Orthodox doctors (‘scuse the alliteration) and advocates of alternative medicine can’t seem to agree on whether magnetic therapy works. But while the jury may still be out, it seems that there are a couple of things that may be said with confidence. The first is that in the world of doctors, pharmaceutical companies and Big Business medicine, the orthodox view prevails. That is, you can’t get magnetic therapy – let alone magnetic bracelets – on the NHS! But secondly – I would say this is more important – in the realm of public opinion, there is increasing acceptance of magnetic therapy, at least for pain relief. (There is no widespread acceptance that magnetic jewellery can actually cure ailments.)
It is therefore quite surprising that Wikipedia – an encyclopaedia of the people, by the people, for the people – should characterize Magnet Therapy as “pseudoscientific”. Has no one tried to challenge this sweeping statement? After all, in theory, anyone can contribute to Wikipedia. Well guess what? Somebody tried. They checked out Wikiepdia’s own sources and found that one of the articles that Wikipedia used to justify its scepticism said something quite different:
For osteoarthritis, the evidence is insufficient to exclude a clinically important benefit, which creates an opportunity for further investigation.” [Emphasis added]
And they changed the article accordingly, explaining why in an attached note. But the main author of the article wasn’t having it and simply removed the sentence! So someone else put it back in abbreviated form and pointed out that (again!) that the added sentence was taken directly from the source that the original author had already cited.
But again the original author removed it! Having said that, the author also realized that he (she?) was skating on thin ice so they threw in another reference, this time to a 2012 study on magnetic therapy in osteoarthritis that was supposed to strengthen their case.
However, even this 2012 study was a little more balanced and nuanced than the original author implied. It contained the following:
There is not sufficient evidence to recommend any of the practitioner-based complementary therapies considered here for the management of OA, but neither is there sufficient evidence to conclude that they are not effective or efficacious. [Emphasis added]
It seems that there was a raging gulf between what the author was saying and what his sources actually claimed. In fact both studies cited by the author suggested that magnetic therapy does work, but this was qualified by them both noting that the studies that purported to prove this were small.
The other main argument they use to question the favourable studies was the difficulty in conducting a double-blind study because the subjects can easily check if the magnets are real by holding them to a ferrous surface. But surely if people agree to participate in a study then they would hardly go out of their way to undermine the results by cheating. But then, another article suggested that they might be getting information subconsciously:
Perhaps subjects with magnetic bracelets subconsciously detected a tiny drag when the bracelets were near ferromagnetic surfaces (which are ubiquitous in modern life), and this distracted or otherwise influenced the perceived pain.
This is basically arguing that the patient started off thinking the magnet was fake, then found out subconsciously that it was actually a genuine magnet and then felt better (again subconsciously) because of this subconscious discovery! And that is a scientific approach?

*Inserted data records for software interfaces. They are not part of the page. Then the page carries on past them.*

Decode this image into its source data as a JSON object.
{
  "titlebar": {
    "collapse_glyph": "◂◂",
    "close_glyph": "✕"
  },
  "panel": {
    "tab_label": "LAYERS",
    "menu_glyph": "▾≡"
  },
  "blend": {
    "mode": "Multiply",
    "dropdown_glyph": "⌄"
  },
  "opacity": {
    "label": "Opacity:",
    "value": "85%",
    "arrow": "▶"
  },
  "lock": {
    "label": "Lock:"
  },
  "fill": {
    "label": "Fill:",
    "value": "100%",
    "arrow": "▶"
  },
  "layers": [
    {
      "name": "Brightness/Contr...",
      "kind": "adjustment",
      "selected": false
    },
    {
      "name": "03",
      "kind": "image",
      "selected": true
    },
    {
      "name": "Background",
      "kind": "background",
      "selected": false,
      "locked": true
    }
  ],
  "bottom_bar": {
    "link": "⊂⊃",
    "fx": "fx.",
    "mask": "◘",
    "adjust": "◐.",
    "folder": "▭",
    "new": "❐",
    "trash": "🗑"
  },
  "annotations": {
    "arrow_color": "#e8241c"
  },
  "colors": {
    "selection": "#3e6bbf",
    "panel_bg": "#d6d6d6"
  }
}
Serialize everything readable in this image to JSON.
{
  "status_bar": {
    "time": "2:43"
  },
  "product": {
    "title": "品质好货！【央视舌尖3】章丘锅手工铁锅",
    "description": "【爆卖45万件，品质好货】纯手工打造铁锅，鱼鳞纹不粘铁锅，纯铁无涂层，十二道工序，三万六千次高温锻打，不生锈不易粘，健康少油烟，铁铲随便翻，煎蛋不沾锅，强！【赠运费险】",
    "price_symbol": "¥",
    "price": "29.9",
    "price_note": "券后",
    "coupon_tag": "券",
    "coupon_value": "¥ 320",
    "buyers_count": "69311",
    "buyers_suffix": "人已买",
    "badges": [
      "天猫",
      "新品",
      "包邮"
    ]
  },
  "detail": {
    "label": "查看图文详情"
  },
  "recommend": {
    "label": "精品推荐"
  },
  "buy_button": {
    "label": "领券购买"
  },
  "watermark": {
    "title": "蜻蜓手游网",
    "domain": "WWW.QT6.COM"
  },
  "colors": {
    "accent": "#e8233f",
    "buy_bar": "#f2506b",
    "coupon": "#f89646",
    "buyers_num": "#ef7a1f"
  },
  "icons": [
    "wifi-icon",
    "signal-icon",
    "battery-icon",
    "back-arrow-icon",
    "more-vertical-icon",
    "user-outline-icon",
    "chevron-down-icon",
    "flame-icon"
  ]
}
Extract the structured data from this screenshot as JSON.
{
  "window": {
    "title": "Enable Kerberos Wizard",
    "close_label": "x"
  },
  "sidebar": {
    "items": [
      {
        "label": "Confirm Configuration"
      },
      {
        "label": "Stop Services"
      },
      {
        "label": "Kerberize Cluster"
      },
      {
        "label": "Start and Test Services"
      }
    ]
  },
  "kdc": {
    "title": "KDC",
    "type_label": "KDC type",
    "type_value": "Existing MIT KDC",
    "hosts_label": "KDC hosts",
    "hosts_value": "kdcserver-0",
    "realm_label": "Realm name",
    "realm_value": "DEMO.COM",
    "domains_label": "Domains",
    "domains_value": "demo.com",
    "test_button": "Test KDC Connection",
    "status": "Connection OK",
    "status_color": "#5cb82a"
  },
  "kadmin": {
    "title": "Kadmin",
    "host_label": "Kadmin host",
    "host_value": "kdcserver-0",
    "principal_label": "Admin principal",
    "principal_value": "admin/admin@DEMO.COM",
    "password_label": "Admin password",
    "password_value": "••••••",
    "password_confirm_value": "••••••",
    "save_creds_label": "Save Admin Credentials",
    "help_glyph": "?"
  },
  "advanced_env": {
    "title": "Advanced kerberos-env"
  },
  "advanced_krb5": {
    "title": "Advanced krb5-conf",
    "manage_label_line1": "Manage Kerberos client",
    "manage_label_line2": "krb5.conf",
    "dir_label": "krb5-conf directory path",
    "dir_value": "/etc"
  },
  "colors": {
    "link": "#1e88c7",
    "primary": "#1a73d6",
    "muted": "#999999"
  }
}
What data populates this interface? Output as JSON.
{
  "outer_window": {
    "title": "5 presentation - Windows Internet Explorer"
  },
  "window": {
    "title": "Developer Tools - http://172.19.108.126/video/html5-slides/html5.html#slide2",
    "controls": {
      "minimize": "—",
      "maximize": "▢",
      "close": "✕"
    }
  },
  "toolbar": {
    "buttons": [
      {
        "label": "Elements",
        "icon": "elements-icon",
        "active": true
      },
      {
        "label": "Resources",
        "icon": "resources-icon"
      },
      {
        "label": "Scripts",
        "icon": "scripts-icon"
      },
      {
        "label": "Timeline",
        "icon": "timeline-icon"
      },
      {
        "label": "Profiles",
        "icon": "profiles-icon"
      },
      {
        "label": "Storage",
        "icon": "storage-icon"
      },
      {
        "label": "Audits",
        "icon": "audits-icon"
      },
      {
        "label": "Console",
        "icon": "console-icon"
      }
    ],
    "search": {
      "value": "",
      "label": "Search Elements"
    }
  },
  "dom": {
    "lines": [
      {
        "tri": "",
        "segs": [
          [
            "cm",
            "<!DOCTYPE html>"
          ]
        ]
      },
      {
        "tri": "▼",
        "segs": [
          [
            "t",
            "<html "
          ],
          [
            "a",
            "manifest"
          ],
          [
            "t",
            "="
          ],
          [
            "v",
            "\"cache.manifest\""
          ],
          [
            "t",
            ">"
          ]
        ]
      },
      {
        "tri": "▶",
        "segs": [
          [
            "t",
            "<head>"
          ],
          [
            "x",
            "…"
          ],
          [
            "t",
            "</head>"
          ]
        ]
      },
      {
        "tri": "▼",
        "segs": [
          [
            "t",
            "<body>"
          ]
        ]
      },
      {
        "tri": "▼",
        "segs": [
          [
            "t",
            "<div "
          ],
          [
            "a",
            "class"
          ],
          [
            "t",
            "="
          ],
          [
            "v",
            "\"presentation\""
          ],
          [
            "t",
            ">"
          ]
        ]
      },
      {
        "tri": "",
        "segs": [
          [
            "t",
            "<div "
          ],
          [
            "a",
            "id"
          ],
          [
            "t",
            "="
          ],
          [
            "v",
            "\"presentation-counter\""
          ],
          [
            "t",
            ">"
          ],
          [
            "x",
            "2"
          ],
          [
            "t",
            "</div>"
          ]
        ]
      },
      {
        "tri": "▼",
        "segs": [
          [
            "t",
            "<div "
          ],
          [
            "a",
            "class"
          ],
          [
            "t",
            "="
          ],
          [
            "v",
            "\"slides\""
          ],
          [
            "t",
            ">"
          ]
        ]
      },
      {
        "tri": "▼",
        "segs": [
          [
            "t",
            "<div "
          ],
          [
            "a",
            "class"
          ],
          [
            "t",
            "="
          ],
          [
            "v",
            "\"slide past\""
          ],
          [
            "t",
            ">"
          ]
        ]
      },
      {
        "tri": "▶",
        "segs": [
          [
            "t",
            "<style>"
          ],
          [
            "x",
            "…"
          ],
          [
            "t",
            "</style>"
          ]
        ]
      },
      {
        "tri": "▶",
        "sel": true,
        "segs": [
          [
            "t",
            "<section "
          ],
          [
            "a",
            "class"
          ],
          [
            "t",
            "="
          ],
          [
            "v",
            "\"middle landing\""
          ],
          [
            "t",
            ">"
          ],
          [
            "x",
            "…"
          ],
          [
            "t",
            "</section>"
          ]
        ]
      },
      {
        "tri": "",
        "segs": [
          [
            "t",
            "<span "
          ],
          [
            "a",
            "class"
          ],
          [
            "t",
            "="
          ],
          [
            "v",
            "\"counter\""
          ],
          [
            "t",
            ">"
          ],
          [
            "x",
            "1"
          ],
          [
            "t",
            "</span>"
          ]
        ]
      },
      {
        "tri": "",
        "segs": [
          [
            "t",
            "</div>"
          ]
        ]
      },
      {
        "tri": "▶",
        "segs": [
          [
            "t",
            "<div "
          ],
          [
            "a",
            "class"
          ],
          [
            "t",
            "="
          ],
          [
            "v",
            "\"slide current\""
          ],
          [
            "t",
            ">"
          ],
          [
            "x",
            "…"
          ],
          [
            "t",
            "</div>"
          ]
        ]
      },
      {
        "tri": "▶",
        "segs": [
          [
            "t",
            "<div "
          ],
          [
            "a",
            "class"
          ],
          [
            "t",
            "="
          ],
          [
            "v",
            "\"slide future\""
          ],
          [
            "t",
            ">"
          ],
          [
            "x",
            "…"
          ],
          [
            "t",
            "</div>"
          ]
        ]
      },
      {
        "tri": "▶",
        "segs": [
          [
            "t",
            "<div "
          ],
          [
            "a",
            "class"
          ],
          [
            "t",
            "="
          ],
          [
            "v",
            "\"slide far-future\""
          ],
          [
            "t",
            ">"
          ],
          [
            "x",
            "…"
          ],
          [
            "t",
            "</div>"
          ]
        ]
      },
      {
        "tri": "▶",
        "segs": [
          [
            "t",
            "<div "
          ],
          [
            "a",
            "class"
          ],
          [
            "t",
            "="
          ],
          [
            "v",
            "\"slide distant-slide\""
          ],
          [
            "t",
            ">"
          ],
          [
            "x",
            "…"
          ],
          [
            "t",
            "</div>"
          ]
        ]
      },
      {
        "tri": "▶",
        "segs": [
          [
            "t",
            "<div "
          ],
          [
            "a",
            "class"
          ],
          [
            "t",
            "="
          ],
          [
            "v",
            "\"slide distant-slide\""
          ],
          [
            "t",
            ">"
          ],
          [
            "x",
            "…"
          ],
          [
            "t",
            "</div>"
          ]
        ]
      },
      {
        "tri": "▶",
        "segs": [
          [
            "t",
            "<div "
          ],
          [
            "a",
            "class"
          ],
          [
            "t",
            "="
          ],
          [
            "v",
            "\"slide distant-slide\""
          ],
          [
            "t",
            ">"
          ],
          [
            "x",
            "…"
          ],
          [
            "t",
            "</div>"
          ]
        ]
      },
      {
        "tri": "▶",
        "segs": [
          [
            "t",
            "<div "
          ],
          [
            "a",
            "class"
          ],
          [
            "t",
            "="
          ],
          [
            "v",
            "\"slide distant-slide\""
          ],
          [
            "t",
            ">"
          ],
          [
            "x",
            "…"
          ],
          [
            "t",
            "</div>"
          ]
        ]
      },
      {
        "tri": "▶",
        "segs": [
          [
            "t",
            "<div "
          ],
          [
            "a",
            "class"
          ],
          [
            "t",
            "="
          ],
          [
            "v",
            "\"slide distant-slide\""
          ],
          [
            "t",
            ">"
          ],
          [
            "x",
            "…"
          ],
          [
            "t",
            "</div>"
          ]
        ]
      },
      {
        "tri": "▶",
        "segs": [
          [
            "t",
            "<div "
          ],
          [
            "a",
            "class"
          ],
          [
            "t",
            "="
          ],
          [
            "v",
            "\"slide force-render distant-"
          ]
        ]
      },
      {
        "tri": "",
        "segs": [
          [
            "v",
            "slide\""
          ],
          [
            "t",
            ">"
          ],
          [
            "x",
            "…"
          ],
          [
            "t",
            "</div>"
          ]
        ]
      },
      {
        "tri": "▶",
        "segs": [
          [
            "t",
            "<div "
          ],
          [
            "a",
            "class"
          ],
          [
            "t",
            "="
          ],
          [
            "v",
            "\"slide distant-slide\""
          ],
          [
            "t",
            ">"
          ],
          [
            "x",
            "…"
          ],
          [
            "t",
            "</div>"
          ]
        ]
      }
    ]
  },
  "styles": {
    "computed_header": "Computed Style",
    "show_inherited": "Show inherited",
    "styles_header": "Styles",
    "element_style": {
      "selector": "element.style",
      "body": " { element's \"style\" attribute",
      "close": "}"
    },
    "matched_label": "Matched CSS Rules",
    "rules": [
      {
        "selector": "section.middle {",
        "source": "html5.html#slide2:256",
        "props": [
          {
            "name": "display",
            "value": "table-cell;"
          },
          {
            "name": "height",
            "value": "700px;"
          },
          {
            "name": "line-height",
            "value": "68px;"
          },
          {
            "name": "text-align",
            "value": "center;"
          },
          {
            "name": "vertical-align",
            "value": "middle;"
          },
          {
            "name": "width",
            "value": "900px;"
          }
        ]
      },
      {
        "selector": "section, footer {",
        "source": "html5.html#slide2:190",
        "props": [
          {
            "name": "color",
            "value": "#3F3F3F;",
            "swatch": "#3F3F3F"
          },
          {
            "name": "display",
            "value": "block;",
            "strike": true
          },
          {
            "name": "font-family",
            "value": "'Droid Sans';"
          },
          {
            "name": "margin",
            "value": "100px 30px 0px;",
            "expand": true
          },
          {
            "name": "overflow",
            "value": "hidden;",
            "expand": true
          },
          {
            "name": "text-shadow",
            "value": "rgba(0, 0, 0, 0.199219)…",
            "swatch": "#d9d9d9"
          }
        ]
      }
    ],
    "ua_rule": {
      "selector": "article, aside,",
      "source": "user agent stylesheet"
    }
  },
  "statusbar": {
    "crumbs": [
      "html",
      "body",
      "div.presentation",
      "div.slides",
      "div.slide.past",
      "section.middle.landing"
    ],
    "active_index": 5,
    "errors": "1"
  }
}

If we don’t leap through hoops or mold the facts to fit the theory, we must accept the evidence of these studies: magnetic therapy works for pain relief – and that’s a proven fact.